Website and app data records -
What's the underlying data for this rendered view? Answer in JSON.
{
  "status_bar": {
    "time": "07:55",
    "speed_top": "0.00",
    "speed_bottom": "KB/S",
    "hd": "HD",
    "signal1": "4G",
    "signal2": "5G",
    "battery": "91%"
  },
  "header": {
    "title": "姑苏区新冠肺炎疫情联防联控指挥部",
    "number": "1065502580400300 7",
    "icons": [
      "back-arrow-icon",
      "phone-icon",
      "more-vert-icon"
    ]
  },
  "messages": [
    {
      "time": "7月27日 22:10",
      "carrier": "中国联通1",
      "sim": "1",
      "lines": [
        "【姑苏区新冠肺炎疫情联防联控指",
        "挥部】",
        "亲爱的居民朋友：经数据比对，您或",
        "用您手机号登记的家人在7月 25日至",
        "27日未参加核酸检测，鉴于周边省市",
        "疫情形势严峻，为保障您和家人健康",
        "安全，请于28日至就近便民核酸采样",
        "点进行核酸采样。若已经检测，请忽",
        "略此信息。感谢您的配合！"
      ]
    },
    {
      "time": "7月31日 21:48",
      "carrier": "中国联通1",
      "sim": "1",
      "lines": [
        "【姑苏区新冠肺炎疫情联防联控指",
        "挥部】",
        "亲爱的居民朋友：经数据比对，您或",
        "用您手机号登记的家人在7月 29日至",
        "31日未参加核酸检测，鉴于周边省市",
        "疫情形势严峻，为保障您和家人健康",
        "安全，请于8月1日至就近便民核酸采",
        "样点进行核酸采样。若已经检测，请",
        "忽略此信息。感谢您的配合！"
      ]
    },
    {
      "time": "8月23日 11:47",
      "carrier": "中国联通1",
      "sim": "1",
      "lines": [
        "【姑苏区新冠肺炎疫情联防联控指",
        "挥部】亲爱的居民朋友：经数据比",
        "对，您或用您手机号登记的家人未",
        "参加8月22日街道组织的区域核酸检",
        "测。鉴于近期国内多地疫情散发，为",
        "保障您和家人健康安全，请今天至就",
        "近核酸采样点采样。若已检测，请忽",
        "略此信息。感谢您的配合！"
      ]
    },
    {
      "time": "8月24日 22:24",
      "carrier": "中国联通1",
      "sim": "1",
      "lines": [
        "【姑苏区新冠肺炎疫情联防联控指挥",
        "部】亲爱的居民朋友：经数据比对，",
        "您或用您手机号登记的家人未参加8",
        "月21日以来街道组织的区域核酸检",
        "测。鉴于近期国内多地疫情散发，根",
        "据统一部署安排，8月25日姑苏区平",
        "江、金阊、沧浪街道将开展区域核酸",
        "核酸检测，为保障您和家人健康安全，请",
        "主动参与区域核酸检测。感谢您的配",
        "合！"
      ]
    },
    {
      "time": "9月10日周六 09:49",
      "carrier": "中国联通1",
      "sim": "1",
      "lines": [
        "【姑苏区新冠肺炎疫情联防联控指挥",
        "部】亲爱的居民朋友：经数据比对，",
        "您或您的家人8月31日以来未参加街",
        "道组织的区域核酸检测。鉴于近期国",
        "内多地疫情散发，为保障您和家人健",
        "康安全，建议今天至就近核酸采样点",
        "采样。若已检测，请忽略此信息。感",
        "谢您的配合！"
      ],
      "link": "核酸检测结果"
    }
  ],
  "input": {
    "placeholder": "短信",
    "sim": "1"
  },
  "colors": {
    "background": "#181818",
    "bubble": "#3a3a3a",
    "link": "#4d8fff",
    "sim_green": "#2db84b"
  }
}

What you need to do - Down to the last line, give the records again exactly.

Response below -
What's the underlying data for this rendered view? Answer in JSON.
{
  "status_bar": {
    "time": "07:55",
    "speed_top": "0.00",
    "speed_bottom": "KB/S",
    "hd": "HD",
    "signal1": "4G",
    "signal2": "5G",
    "battery": "91%"
  },
  "header": {
    "title": "姑苏区新冠肺炎疫情联防联控指挥部",
    "number": "1065502580400300 7",
    "icons": [
      "back-arrow-icon",
      "phone-icon",
      "more-vert-icon"
    ]
  },
  "messages": [
    {
      "time": "7月27日 22:10",
      "carrier": "中国联通1",
      "sim": "1",
      "lines": [
        "【姑苏区新冠肺炎疫情联防联控指",
        "挥部】",
        "亲爱的居民朋友：经数据比对，您或",
        "用您手机号登记的家人在7月 25日至",
        "27日未参加核酸检测，鉴于周边省市",
        "疫情形势严峻，为保障您和家人健康",
        "安全，请于28日至就近便民核酸采样",
        "点进行核酸采样。若已经检测，请忽",
        "略此信息。感谢您的配合！"
      ]
    },
    {
      "time": "7月31日 21:48",
      "carrier": "中国联通1",
      "sim": "1",
      "lines": [
        "【姑苏区新冠肺炎疫情联防联控指",
        "挥部】",
        "亲爱的居民朋友：经数据比对，您或",
        "用您手机号登记的家人在7月 29日至",
        "31日未参加核酸检测，鉴于周边省市",
        "疫情形势严峻，为保障您和家人健康",
        "安全，请于8月1日至就近便民核酸采",
        "样点进行核酸采样。若已经检测，请",
        "忽略此信息。感谢您的配合！"
      ]
    },
    {
      "time": "8月23日 11:47",
      "carrier": "中国联通1",
      "sim": "1",
      "lines": [
        "【姑苏区新冠肺炎疫情联防联控指",
        "挥部】亲爱的居民朋友：经数据比",
        "对，您或用您手机号登记的家人未",
        "参加8月22日街道组织的区域核酸检",
        "测。鉴于近期国内多地疫情散发，为",
        "保障您和家人健康安全，请今天至就",
        "近核酸采样点采样。若已检测，请忽",
        "略此信息。感谢您的配合！"
      ]
    },
    {
      "time": "8月24日 22:24",
      "carrier": "中国联通1",
      "sim": "1",
      "lines": [
        "【姑苏区新冠肺炎疫情联防联控指挥",
        "部】亲爱的居民朋友：经数据比对，",
        "您或用您手机号登记的家人未参加8",
        "月21日以来街道组织的区域核酸检",
        "测。鉴于近期国内多地疫情散发，根",
        "据统一部署安排，8月25日姑苏区平",
        "江、金阊、沧浪街道将开展区域核酸",
        "核酸检测，为保障您和家人健康安全，请",
        "主动参与区域核酸检测。感谢您的配",
        "合！"
      ]
    },
    {
      "time": "9月10日周六 09:49",
      "carrier": "中国联通1",
      "sim": "1",
      "lines": [
        "【姑苏区新冠肺炎疫情联防联控指挥",
        "部】亲爱的居民朋友：经数据比对，",
        "您或您的家人8月31日以来未参加街",
        "道组织的区域核酸检测。鉴于近期国",
        "内多地疫情散发，为保障您和家人健",
        "康安全，建议今天至就近核酸采样点",
        "采样。若已检测，请忽略此信息。感",
        "谢您的配合！"
      ],
      "link": "核酸检测结果"
    }
  ],
  "input": {
    "placeholder": "短信",
    "sim": "1"
  },
  "colors": {
    "background": "#181818",
    "bubble": "#3a3a3a",
    "link": "#4d8fff",
    "sim_green": "#2db84b"
  }
}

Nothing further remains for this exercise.